**Work required:** A faithful copy of every entry is the goal; keep the images out of it.

---------- Provided data

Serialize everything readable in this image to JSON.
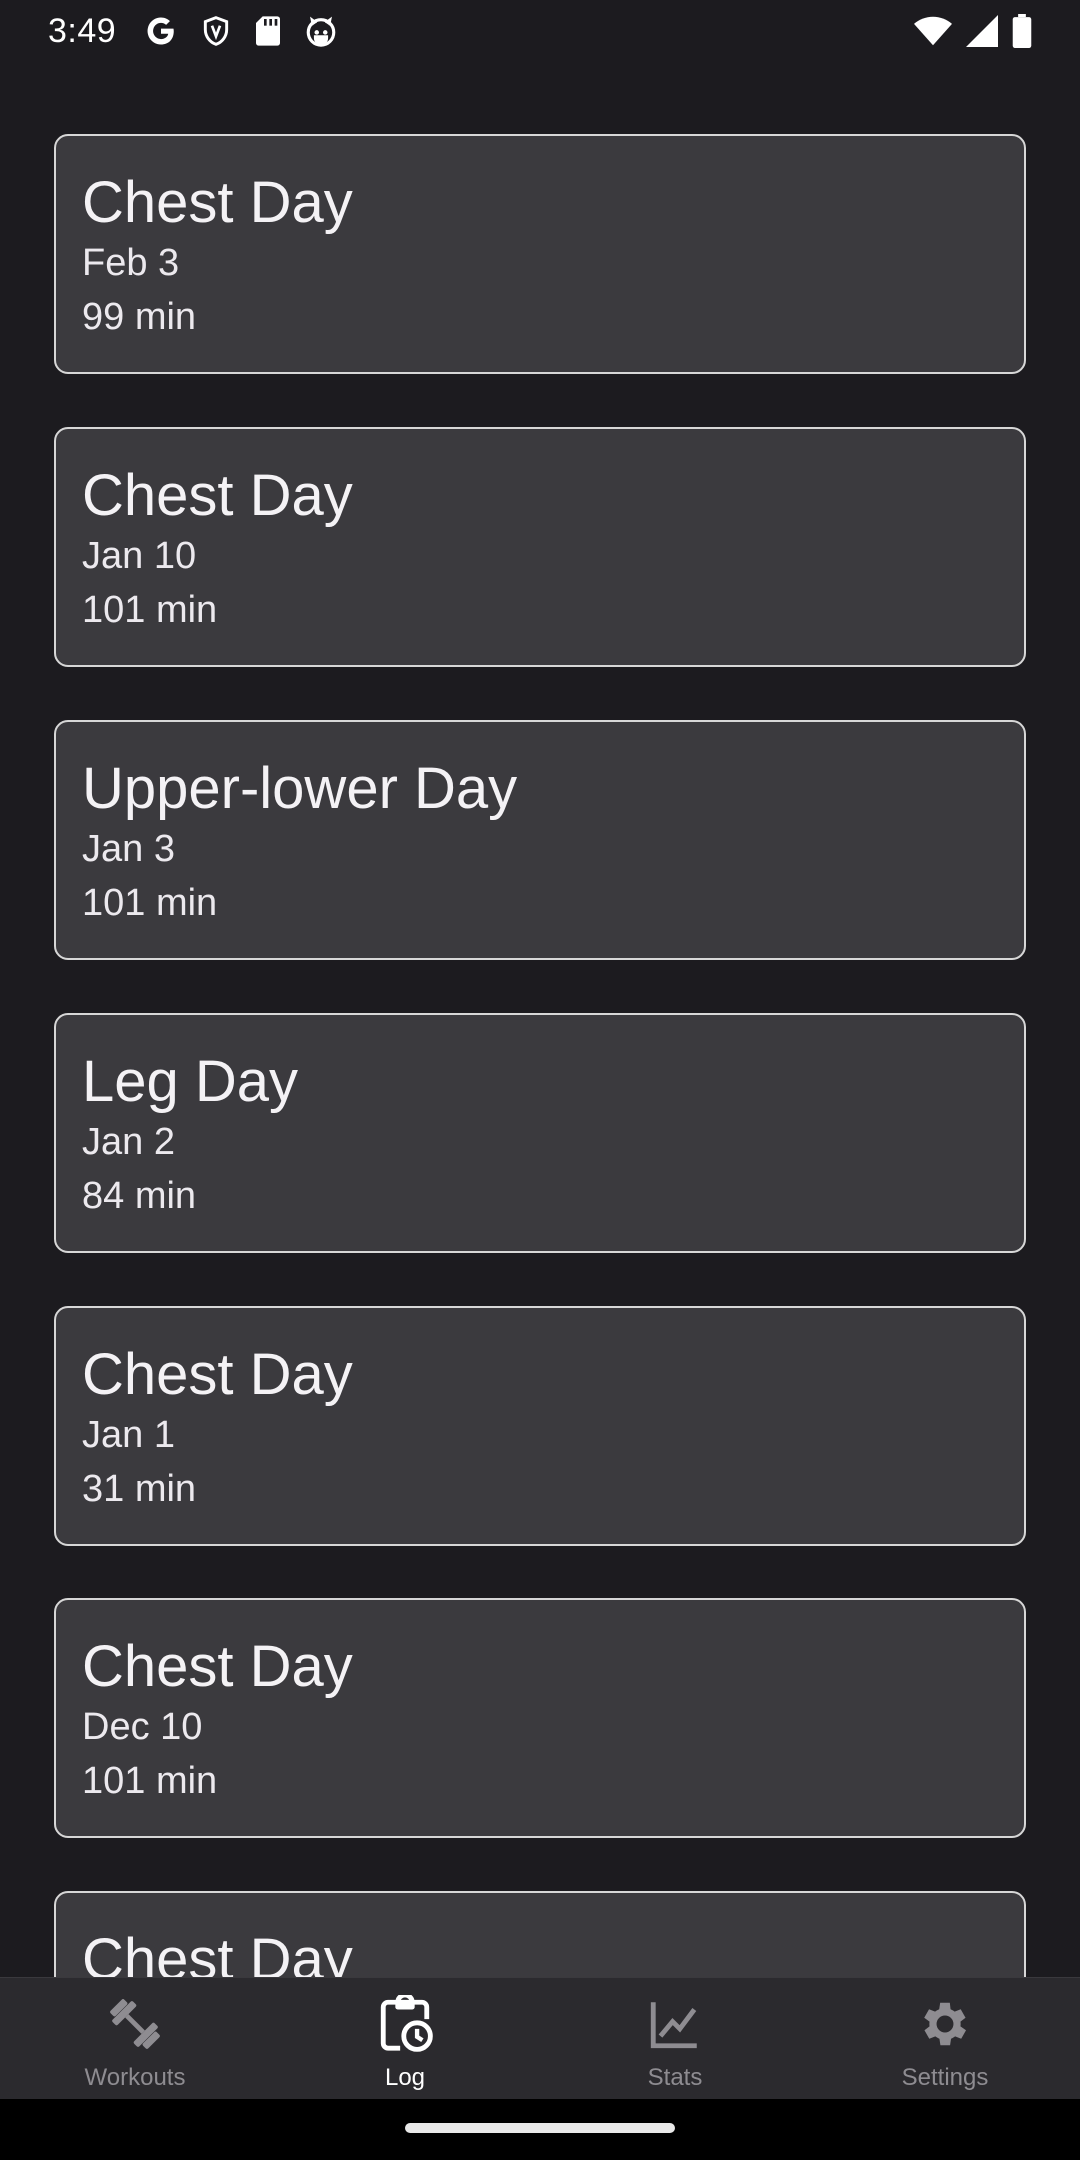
{
  "status_bar": {
    "time": "3:49",
    "left_icons": [
      "google-icon",
      "shield-icon",
      "sd-card-icon",
      "cat-icon"
    ],
    "right_icons": [
      "wifi-icon",
      "signal-icon",
      "battery-icon"
    ]
  },
  "workouts": [
    {
      "name": "Chest Day",
      "date": "Feb 3",
      "duration": "99 min"
    },
    {
      "name": "Chest Day",
      "date": "Jan 10",
      "duration": "101 min"
    },
    {
      "name": "Upper-lower Day",
      "date": "Jan 3",
      "duration": "101 min"
    },
    {
      "name": "Leg Day",
      "date": "Jan 2",
      "duration": "84 min"
    },
    {
      "name": "Chest Day",
      "date": "Jan 1",
      "duration": "31 min"
    },
    {
      "name": "Chest Day",
      "date": "Dec 10",
      "duration": "101 min"
    },
    {
      "name": "Chest Day",
      "date": "",
      "duration": ""
    }
  ],
  "bottom_nav": {
    "items": [
      {
        "label": "Workouts",
        "icon": "dumbbell-icon",
        "active": false
      },
      {
        "label": "Log",
        "icon": "clipboard-clock-icon",
        "active": true
      },
      {
        "label": "Stats",
        "icon": "line-chart-icon",
        "active": false
      },
      {
        "label": "Settings",
        "icon": "gear-icon",
        "active": false
      }
    ]
  },
  "colors": {
    "background": "#1c1b1f",
    "card": "#3b3a3e",
    "card_border": "#d7d7d7",
    "nav_background": "#2b2a2e",
    "nav_inactive": "#8e8c91",
    "nav_active": "#ffffff"
  }
}
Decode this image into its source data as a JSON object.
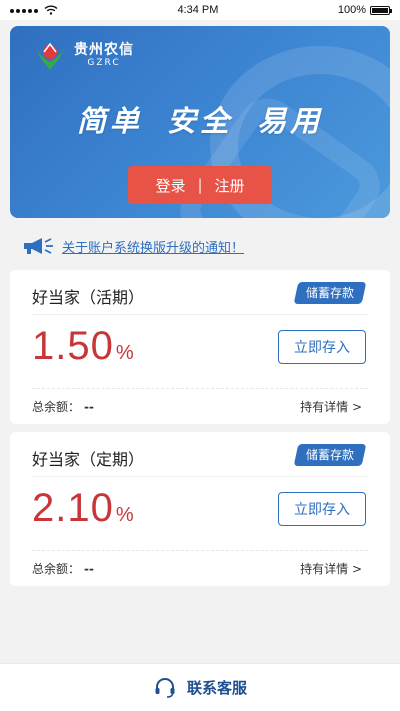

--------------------

**Response to the task:**
Serialize everything readable in this image to JSON.
{
  "status_bar": {
    "time": "3:49",
    "left_icons": [
      "google-icon",
      "shield-icon",
      "sd-card-icon",
      "cat-icon"
    ],
    "right_icons": [
      "wifi-icon",
      "signal-icon",
      "battery-icon"
    ]
  },
  "workouts": [
    {
      "name": "Chest Day",
      "date": "Feb 3",
      "duration": "99 min"
    },
    {
      "name": "Chest Day",
      "date": "Jan 10",
      "duration": "101 min"
    },
    {
      "name": "Upper-lower Day",
      "date": "Jan 3",
      "duration": "101 min"
    },
    {
      "name": "Leg Day",
      "date": "Jan 2",
      "duration": "84 min"
    },
    {
      "name": "Chest Day",
      "date": "Jan 1",
      "duration": "31 min"
    },
    {
      "name": "Chest Day",
      "date": "Dec 10",
      "duration": "101 min"
    },
    {
      "name": "Chest Day",
      "date": "",
      "duration": ""
    }
  ],
  "bottom_nav": {
    "items": [
      {
        "label": "Workouts",
        "icon": "dumbbell-icon",
        "active": false
      },
      {
        "label": "Log",
        "icon": "clipboard-clock-icon",
        "active": true
      },
      {
        "label": "Stats",
        "icon": "line-chart-icon",
        "active": false
      },
      {
        "label": "Settings",
        "icon": "gear-icon",
        "active": false
      }
    ]
  },
  "colors": {
    "background": "#1c1b1f",
    "card": "#3b3a3e",
    "card_border": "#d7d7d7",
    "nav_background": "#2b2a2e",
    "nav_inactive": "#8e8c91",
    "nav_active": "#ffffff"
  }
}
Decode this image into its source data as a JSON object.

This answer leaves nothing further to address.